**What you are asked to do**. Work through the data below and give the number of lines holding "icon", nothing more.

[Items from an interface collection]
——

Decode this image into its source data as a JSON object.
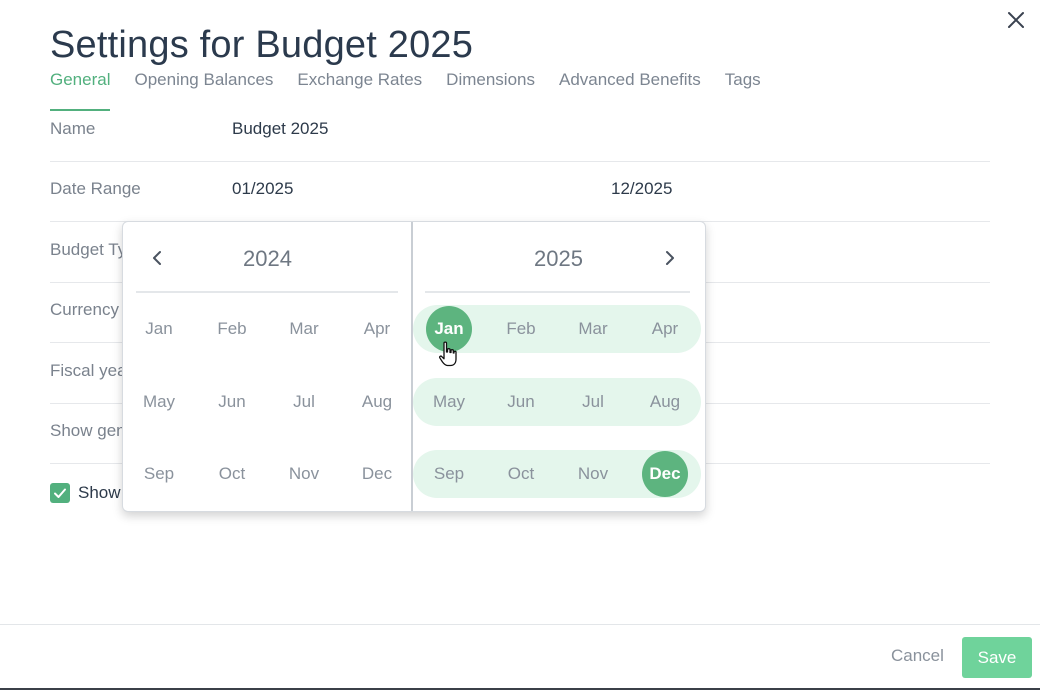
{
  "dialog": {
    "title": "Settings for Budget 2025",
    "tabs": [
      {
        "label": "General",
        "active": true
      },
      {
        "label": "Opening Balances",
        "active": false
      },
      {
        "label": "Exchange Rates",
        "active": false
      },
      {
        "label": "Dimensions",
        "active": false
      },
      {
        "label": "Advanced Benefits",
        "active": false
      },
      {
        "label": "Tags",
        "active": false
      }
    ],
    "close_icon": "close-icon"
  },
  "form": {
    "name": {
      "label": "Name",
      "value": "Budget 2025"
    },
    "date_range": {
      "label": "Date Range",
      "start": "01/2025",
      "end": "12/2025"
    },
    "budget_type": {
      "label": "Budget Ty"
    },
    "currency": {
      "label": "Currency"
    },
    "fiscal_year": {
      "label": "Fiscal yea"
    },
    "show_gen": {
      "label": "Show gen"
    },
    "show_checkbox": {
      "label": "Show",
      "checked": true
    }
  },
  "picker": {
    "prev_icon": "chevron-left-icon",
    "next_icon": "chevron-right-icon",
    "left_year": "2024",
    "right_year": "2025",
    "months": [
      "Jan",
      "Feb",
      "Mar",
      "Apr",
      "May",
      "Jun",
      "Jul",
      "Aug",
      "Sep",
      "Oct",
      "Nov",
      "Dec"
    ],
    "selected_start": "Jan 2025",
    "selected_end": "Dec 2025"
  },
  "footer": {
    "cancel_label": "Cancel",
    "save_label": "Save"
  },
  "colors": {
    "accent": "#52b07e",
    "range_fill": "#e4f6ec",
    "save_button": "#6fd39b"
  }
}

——

**Exercise answer**. 3